Health care furor at fever pitch
Besides blasting Republicans, the Democratic National Committee is attacking insurance companies in its latest TV ads to promote
President Obama’s health care overhaul, accusing the industry of shamefully putting profits above Americans’ health.
The ad drubs insurers for bumping up the cost of premiums and co-pays “faster than your paycheck,” and accuses them of dictating decisions on treatment that are “denying you coverage while their profits soar.”
As the health care debate sizzles into late summer, the Democratic Party - knocked to its heels by sagging public support - is pushing back with national and targeted television ads aimed at dismissing Republican Party rhetoric.
Democratic leaders are hitting the Republican Party as the party of “do nothing,” criticizing Republicans for offering no viable alternative to fix the most expensive health care system in the world that leaves an estimated 45 million Americans uninsured.
In a national cable television advertisement running this month titled “The cost of doing nothing,” the DNC says families, small businesses and the economy will suffer without immediate and comprehensive health care reform.

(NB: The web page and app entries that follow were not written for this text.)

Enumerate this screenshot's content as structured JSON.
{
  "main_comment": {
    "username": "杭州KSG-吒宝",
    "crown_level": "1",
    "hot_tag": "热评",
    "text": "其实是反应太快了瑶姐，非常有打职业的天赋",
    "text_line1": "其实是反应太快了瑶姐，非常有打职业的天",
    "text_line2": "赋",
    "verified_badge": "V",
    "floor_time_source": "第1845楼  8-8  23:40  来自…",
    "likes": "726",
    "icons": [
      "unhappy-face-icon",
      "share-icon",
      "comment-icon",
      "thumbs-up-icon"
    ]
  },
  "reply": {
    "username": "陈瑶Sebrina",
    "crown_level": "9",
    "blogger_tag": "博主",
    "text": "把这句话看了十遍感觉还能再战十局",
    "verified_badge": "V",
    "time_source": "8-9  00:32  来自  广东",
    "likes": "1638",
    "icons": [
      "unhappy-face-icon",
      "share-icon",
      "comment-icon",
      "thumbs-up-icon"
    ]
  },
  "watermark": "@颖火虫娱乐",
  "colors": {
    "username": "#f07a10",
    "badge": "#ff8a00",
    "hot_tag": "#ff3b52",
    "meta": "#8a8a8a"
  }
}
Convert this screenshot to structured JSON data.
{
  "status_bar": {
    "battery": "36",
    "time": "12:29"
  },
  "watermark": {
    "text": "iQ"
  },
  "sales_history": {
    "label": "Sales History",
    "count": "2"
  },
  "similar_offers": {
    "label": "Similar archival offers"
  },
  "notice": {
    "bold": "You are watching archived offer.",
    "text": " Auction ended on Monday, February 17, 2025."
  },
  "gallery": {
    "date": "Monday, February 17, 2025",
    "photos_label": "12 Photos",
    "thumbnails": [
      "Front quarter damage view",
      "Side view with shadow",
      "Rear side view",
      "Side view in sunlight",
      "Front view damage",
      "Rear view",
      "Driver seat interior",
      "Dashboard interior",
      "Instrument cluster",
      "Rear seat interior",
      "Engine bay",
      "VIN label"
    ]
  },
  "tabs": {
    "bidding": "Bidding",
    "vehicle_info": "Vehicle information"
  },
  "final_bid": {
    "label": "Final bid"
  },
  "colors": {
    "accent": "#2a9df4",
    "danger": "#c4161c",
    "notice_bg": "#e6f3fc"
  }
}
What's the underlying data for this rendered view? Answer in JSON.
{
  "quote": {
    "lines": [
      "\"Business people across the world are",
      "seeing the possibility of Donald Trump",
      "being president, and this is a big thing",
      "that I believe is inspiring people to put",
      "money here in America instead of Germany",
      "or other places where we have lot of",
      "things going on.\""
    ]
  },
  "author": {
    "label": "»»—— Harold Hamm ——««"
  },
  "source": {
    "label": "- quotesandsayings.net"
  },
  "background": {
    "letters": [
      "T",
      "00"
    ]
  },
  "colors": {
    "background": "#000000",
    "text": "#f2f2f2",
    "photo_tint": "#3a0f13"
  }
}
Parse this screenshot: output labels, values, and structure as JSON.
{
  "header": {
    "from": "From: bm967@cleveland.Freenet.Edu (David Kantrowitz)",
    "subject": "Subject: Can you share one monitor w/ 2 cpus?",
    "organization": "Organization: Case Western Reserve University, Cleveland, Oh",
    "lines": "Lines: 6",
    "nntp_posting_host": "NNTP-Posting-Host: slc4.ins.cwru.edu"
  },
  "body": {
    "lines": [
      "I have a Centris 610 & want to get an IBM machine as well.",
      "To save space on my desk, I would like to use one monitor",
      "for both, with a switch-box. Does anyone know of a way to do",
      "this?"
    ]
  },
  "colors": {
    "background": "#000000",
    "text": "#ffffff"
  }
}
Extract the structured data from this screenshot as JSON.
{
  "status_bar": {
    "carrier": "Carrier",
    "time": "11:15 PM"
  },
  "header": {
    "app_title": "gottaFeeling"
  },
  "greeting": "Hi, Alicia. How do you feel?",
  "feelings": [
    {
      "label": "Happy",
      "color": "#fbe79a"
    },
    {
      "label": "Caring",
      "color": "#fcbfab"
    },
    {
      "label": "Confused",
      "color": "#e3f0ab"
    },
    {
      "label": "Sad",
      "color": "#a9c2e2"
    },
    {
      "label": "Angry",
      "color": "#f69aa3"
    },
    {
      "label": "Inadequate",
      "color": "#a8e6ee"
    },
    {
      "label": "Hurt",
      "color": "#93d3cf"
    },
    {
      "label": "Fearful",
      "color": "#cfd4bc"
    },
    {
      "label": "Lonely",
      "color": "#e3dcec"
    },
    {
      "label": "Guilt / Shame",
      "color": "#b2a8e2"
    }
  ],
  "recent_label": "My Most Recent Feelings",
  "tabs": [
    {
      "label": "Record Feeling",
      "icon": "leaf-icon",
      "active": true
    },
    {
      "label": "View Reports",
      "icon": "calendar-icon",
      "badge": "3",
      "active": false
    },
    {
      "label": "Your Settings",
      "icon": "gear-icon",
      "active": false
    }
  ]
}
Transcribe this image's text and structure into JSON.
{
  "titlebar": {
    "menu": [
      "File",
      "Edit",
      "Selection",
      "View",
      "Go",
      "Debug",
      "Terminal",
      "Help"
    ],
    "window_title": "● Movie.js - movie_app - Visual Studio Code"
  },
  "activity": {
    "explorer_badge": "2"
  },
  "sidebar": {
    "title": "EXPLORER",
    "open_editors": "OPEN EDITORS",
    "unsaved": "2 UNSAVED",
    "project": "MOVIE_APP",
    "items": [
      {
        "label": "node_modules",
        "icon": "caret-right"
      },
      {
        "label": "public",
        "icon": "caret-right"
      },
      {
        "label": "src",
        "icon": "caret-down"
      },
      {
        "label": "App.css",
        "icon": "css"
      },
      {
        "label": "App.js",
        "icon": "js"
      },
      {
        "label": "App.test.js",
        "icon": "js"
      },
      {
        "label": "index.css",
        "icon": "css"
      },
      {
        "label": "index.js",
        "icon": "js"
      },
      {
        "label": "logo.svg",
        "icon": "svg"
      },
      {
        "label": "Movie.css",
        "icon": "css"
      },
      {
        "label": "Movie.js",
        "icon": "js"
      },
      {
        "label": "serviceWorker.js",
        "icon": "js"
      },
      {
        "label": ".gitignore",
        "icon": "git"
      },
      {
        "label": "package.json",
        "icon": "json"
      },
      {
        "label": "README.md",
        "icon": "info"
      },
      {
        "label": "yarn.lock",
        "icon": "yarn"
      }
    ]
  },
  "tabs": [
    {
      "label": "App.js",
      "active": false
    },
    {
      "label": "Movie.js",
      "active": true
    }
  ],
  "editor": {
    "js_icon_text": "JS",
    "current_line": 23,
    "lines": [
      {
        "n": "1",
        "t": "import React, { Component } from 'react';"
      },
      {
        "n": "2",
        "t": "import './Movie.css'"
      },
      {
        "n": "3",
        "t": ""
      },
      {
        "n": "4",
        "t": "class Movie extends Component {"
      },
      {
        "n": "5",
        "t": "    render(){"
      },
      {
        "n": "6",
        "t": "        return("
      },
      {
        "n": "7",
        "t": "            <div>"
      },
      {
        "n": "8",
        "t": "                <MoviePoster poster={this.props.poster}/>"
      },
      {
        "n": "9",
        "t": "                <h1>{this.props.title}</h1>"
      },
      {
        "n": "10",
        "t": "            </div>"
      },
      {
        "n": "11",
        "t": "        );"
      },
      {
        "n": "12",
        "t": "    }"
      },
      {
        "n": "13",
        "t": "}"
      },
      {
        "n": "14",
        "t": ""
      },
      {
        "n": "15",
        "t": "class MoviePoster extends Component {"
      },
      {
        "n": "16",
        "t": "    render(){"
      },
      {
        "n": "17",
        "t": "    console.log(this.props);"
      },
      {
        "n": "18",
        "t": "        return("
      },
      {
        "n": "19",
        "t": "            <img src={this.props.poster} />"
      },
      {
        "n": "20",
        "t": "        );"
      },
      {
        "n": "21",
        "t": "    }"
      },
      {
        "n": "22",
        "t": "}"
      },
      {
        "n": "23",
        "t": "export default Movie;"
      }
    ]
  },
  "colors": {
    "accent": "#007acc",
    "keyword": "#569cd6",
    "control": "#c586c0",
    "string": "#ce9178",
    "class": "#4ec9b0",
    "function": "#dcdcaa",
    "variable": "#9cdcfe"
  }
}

“Republicans prefer the status quo, so we thought it important to highlight the cost of doing nothing,” said DNC spokesman Hari Sevugan said. “They’re offering nothing, and we thought that was a very important distinction to make.”
Tom Miller, a health care expert with the conservative American Enterprise Institute, calls the Democrat’s strategy “tactical desperation.”
“It suggests a position of weakness rather than strength,” he said.
Mr. Miller adds that the administration and Democrats are hoping to deflect criticism of a flawed health care plan by singling out the insurance industry because it’s an “entity that polls worse than the current congressional health legislation.”
For the Republicans part, no national television or radio campaign is planned for the coming weeks to attack the Democrats’ proposal. Instead, the Republican National Committee is hoping to capitalize on the Democrats’ waning public support by airing attack radio ads in the districts of four conservative House Democrats who support the legislation.
“Our campaign (this month) has been totally targeted,” said RNC spokeswoman Gail Gitcho. She said the ad buy cost about $1 million.
While polls show public support for the administration’s health care plan has dropped in recent months, there remains significant interest in reforming the nation’s health care system on some level.
A Rasmussen Reports national telephone survey taken Aug. 1-2 shows that 48 percent of voters rate the U.S. health care system as good or excellent - an increase of 13 percentage points from a similar poll taken in May. A year ago, just 29 percent of likely voters rated the system in such positive terms.
The latest Rasmussen survey also shows that just 19 percent of respondents rate the nation’s health care system as poor. The poll also shows that 80 percent of those with insurance rate their own coverage as good or excellent - up from 70 percent in May.